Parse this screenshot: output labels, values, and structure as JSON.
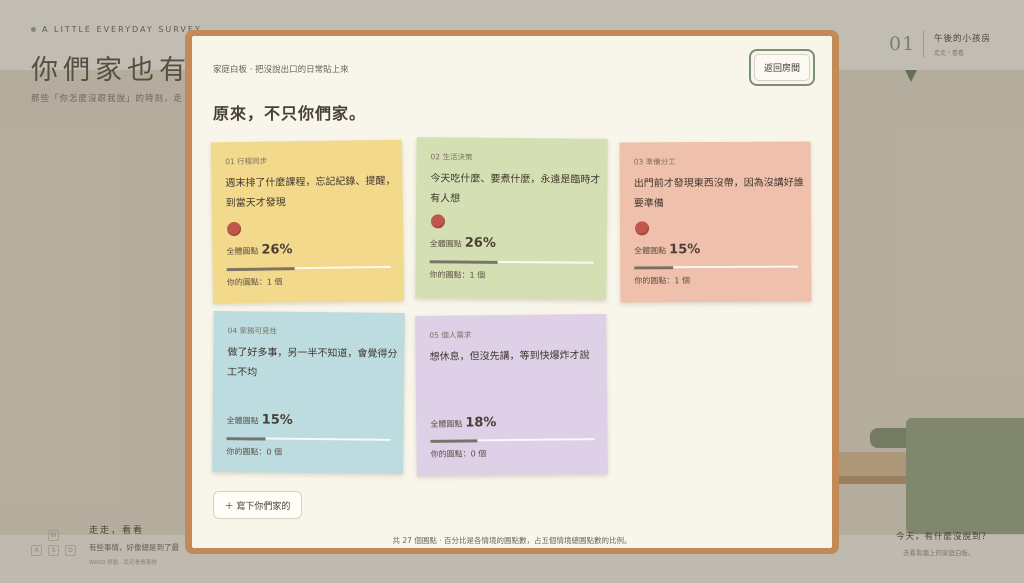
{
  "background": {
    "eyebrow": "A LITTLE EVERYDAY SURVEY",
    "title": "你們家也有嗎",
    "subtitle": "那些「你怎麼沒跟我說」的時刻，走",
    "room_number": "01",
    "room_name": "午後的小孩房",
    "room_sub": "走走・看看",
    "walk_title": "走走，看看",
    "walk_sub": "有些事情，好像總是到了最",
    "walk_hint": "WASD 移動 · 靠近看看事物",
    "keys": [
      "W",
      "A",
      "S",
      "D"
    ],
    "today_title": "今天，有什麼沒說到？",
    "today_sub": "去看看牆上的家庭白板。"
  },
  "board": {
    "caption": "家庭白板 · 把沒說出口的日常貼上來",
    "heading": "原來，不只你們家。",
    "back_label": "返回房間",
    "add_label": "＋ 寫下你們家的",
    "footer": "共 27 個圓點 · 百分比是各情境的圓點數，占五個情境總圓點數的比例。",
    "total_label": "全體圓點",
    "notes": [
      {
        "label": "01 行程同步",
        "text": "週末排了什麼課程，忘記紀錄、提醒，到當天才發現",
        "percent": "26%",
        "mine": "你的圓點：1 個",
        "fill": 0.26,
        "pinned": true,
        "color": "#f3d98c"
      },
      {
        "label": "02 生活決策",
        "text": "今天吃什麼、要煮什麼，永遠是臨時才有人想",
        "percent": "26%",
        "mine": "你的圓點：1 個",
        "fill": 0.26,
        "pinned": true,
        "color": "#d4dfb3"
      },
      {
        "label": "03 準備分工",
        "text": "出門前才發現東西沒帶，因為沒講好誰要準備",
        "percent": "15%",
        "mine": "你的圓點：1 個",
        "fill": 0.15,
        "pinned": true,
        "color": "#efc0ab"
      },
      {
        "label": "04 家務可見性",
        "text": "做了好多事，另一半不知道，會覺得分工不均",
        "percent": "15%",
        "mine": "你的圓點：0 個",
        "fill": 0.15,
        "pinned": false,
        "color": "#bcdcdf"
      },
      {
        "label": "05 個人需求",
        "text": "想休息，但沒先講，等到快爆炸才說",
        "percent": "18%",
        "mine": "你的圓點：0 個",
        "fill": 0.18,
        "pinned": false,
        "color": "#ddd0e7"
      }
    ]
  }
}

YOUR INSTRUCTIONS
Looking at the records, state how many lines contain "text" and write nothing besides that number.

REPLY TO THE TASK
5